Your boss: Friending your boss on Facebook might seem like a good way to get close to your manager,but in this case it may be too close for comfort. "If you friend your boss on Facebook, and then complain about them or share something too personal, they might lose trust in you, not take you seriously and potentially replace you," notes branding expert Dan Schawbel, CEO of Millennial Branding.
Your HR rep:Friending your human resources representative comes with many of the same issues as friending your boss. "If you friend your HR representative on Facebook, and then reveal a company secret or criticize your boss, then they will have more than enough reason to report you to your manager," says Schawbel.

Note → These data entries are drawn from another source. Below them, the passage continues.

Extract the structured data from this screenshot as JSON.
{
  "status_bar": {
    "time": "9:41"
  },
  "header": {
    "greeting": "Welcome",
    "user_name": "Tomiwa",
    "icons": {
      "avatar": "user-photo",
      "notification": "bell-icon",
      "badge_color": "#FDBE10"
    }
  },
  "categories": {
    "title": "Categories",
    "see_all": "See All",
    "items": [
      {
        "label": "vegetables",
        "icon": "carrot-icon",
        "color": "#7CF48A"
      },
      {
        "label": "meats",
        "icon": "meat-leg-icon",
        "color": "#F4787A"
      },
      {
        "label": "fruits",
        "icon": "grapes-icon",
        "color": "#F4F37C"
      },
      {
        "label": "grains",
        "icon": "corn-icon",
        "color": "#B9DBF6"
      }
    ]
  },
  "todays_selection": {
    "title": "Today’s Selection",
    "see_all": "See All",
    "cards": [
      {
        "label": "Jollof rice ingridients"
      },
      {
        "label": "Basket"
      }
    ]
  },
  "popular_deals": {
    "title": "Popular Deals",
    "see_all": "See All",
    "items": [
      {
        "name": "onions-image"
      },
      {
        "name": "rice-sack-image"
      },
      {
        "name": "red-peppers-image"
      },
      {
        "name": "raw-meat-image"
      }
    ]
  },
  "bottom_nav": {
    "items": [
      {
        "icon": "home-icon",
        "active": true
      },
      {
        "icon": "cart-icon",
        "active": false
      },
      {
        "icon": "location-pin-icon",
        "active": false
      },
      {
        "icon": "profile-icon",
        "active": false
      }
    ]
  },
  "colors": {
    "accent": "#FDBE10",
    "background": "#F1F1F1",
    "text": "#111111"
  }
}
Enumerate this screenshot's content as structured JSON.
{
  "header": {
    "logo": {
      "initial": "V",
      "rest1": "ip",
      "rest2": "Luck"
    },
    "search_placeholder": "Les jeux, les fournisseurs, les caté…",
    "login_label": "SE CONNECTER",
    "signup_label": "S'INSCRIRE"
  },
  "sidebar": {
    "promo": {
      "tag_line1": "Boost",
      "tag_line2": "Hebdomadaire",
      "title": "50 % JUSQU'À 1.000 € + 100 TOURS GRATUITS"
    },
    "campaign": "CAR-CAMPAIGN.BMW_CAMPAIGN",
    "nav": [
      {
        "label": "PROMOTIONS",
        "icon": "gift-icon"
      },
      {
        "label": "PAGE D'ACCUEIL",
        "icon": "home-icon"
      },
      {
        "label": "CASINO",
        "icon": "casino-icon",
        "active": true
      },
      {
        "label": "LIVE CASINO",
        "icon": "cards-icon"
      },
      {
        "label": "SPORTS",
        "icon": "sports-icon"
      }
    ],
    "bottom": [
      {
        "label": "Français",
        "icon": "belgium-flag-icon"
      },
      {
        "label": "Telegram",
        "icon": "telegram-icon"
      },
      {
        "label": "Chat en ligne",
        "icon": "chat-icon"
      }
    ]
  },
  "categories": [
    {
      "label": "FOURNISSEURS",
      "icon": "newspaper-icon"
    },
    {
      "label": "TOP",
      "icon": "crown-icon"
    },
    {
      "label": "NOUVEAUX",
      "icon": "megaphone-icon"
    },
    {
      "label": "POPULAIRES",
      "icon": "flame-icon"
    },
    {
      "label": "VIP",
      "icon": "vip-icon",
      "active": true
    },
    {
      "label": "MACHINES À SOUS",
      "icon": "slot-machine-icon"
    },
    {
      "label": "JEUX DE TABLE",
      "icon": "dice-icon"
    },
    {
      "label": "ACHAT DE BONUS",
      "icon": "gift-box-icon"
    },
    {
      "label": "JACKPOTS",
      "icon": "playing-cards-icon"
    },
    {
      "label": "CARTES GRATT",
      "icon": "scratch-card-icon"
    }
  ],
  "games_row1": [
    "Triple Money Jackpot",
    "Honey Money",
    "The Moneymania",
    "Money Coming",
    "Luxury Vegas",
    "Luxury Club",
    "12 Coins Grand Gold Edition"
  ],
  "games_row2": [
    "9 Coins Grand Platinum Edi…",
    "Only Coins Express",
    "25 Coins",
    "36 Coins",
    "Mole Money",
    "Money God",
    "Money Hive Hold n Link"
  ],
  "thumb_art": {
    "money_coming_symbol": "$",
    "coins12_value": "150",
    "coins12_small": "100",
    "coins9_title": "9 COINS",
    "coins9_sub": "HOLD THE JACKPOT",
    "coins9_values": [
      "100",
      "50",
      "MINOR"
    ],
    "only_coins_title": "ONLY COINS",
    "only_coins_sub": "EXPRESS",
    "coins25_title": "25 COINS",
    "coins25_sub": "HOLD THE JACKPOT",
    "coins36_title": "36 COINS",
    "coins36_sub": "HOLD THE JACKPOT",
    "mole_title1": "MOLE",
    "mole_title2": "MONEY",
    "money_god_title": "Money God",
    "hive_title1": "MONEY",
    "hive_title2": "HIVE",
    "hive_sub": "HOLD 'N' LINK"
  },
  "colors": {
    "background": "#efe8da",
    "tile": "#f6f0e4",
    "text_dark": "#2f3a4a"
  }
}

Your office "frenemy”: Ifyou have a less-than-friendly office competitor, don't take the "keep your friends close and enemies closer" approach via Facebook. "Schadenfreude, envy, competitive juices and just plain score-keeping is a terrific reason for keeping frenemies out of your life and your FB commentary," says Ellen Lubin-Sherman, author of The Essentials of Fabulous: Because Whatever Doesn't Work Here Anymore. Someone who doesn't have your best interests at heart face-to-face will jump at any opportunity to find a skeleton online and bring it out of your closet.
A previous boss :If you leave a company on great terms with your boss, by all means, stay in touch -- on LinkedIn, suggests David Couper, career coach and author of Outsider On The Inside: How To Create A Winning Career...Even When You Don't Fit In!. If you want to reconnect for professional reasons (for a reference or new job, for example) you'll be glad you kept the two zones of your life -- professional and personal -- absolutely separated.
Anyone you manage: Youmaintains a certain image in the office, and it's almost impossible to perfectly maintain that same image online, even with strict settings. "Again, you may disclose information that could be damaging. For example, if you show a picture of you enjoying the sights on a 'business trip' you may lose credibility with your team," says Couper.